The colonizers were only interested in exploiting India's natural resources as they transported items such as coal, iron ore, cotton and other natural resources to ports for the British to ship home to use in their factories. Indians were prohibited from riding in first class compartments in the trains that they helped build even if they could afford it as the first compartments were labeled as "Dogs and Indians are not allowed." Thousands of Indian workers died during the construction of the railroads.
5. The Imperialist policy of Divide and Conquer
The British Empire adopted the age-old political strategy of divide and conquer throughout their colonization of India. The occupiers used the strategy to turn locals against each other to help them rule the region. Whenever the British felt threatened by Indian nationalism and saw it growing, they divided the Indian people along religious lines.

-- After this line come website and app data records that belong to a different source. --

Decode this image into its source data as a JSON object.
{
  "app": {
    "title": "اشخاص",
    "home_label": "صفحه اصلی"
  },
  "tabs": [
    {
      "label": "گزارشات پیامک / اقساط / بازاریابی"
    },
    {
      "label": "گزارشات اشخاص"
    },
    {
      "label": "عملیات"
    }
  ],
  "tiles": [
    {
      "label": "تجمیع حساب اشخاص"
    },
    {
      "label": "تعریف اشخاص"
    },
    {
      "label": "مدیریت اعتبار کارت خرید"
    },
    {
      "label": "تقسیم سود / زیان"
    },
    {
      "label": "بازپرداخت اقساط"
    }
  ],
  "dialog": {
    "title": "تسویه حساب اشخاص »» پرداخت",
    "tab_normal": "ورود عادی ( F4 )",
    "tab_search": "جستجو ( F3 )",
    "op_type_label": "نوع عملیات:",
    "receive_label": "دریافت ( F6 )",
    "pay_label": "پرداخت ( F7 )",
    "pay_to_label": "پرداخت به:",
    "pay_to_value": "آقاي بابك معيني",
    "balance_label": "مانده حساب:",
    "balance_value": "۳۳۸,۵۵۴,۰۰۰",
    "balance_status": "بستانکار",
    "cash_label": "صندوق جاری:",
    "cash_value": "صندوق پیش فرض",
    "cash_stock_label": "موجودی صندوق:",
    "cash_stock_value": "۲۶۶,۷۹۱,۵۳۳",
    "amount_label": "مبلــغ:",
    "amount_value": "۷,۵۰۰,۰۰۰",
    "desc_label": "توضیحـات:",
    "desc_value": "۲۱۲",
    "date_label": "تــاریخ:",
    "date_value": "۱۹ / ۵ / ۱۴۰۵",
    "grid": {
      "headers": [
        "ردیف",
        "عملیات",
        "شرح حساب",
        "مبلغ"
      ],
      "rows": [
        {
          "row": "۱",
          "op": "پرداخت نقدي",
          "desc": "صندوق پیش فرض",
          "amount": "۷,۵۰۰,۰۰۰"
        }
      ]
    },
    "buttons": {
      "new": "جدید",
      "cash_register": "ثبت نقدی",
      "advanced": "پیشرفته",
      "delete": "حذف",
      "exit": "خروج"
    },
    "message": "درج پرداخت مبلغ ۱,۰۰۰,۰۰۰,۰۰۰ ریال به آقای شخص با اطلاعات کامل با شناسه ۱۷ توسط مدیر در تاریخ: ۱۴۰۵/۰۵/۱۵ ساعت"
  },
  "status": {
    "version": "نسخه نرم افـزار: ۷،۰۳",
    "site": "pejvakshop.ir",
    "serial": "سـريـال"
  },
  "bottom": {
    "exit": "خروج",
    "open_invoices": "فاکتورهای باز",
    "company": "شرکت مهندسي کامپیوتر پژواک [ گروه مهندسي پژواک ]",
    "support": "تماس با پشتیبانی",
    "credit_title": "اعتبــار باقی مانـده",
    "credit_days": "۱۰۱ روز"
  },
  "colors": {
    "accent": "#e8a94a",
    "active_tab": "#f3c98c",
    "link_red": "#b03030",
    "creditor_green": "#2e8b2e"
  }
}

In 1905, Viceroy of India Lord Curzon partitioned Bengal dividing the largely Muslim-dominated eastern section from the Hindu dominated western part. But the strategy didn't last long as Bengal was reunited in 1911. After oppressing India for 200 years, draining its wealth and filling their own coffers, the U.K. ripped the Indian subcontinent into pieces just before they finally left. The partition of 1947 that came along with India’s independence left nearly one million dead and 13 million displaced. Billions of dollars were lost in property left behind.